To view/download 12 high resolution photos of Thessalonica Click Here.

The Thrill of Discovery—in a Museum!

The Museum of the Ancient Orient in Istanbul contains a number of “world class” objects that were gathered by the rulers of the late Ottoman Empire from all over the Middle East—including glazed tiles from the Ishtar Gate in ancient Babylon and a copy of the Treaty of Kadesh (between the Egyptians and the Hittite—late 13th century B.C.).


“I am happy to meet you Mr. Lion!”
See below for the ferocious lion that this child is making friends with!
Click on Image to Enlarge/Download

Often times people tire quickly when visiting museums, but this January we observed one young visitor who was in the process of making friends with a ferocious looking lion that once guarded the approach to an 8th century Hittite Palace at Zincirli (ancient Samal).


One of the pair of basalt lions that guarded the entrance
to the 8th century Hittite Palace at Zincirli
Note the detail of the mane and whiskers
Click on Image to Enlarge/Download

Oh, to see the world through a child’s eyes.  The joy of discovery/encounter!

The Galilee Boat

One of the very interesting archaeological discoveries related to the days of Jesus is the 27 foot boat that was discovered on the western shore of the Sea of Galilee in 1986.  The “carcass” of this unique boat is now on display in the Alon Museum on the grounds of the Kibbutz Ginnosar.  This is the only 1st century boat that has been found on the Sea of Galilee.  Possible Jesus and/or his disciples used a craft such as this one (for example Matt 13:18, 23–27; Mark 4:35–41; Luke 8:22–25).


The Galilee Boat on display at the Yigal Alon Museum on the grounds of Kibbutz Ginnosar. Click on Image to Enlarge and/or Download.

A full scale version of this boat use to be visible at Kibbutz Ein Gev.  Unfortunately it is now wasting away on a trash heap.

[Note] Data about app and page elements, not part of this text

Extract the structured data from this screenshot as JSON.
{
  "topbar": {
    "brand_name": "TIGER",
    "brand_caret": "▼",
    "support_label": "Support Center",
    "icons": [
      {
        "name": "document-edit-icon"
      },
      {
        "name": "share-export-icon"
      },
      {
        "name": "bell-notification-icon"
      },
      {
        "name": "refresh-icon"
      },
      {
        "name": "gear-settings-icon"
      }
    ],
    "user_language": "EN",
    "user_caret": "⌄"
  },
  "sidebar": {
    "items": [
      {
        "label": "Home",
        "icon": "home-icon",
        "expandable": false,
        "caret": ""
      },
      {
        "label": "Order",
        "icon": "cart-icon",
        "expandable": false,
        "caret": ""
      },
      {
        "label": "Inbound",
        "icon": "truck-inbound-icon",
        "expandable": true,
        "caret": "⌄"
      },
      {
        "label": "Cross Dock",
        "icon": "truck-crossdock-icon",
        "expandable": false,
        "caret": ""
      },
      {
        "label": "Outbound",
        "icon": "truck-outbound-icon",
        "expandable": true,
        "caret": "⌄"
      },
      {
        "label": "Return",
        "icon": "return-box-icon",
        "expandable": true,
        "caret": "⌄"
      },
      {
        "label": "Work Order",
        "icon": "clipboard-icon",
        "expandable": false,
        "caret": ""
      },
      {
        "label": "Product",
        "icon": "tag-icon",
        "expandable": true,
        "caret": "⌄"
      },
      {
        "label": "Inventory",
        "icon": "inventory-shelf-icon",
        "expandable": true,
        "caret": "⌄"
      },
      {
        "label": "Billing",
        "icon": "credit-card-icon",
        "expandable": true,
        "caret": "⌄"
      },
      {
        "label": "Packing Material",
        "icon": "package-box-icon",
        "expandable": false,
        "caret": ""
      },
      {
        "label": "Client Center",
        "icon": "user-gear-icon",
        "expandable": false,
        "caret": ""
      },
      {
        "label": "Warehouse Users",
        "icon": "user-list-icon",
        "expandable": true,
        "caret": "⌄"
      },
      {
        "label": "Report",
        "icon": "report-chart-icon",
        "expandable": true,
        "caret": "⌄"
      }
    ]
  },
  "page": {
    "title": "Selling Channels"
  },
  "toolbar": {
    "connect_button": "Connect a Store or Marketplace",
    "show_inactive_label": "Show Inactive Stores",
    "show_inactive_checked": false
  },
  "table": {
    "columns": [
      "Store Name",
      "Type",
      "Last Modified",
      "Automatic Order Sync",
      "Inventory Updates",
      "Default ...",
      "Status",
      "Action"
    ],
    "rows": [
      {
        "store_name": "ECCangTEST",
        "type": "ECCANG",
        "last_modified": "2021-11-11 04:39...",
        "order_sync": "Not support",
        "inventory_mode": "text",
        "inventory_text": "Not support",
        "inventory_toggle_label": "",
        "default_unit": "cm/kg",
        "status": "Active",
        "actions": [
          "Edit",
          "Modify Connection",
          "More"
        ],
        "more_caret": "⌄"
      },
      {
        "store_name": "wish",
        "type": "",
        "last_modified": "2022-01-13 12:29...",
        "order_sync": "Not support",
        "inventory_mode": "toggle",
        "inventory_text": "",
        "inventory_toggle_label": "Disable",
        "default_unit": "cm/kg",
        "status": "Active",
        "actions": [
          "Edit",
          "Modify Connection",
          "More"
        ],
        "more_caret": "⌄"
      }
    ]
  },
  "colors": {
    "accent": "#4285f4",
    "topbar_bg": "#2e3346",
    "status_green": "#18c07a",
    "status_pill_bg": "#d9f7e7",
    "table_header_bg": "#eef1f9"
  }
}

Full scale reconstruction of the Galilee Boat many years ago on the grounds of Kibbutz Ein Gev. Click on Image to Enlarge and/or Download.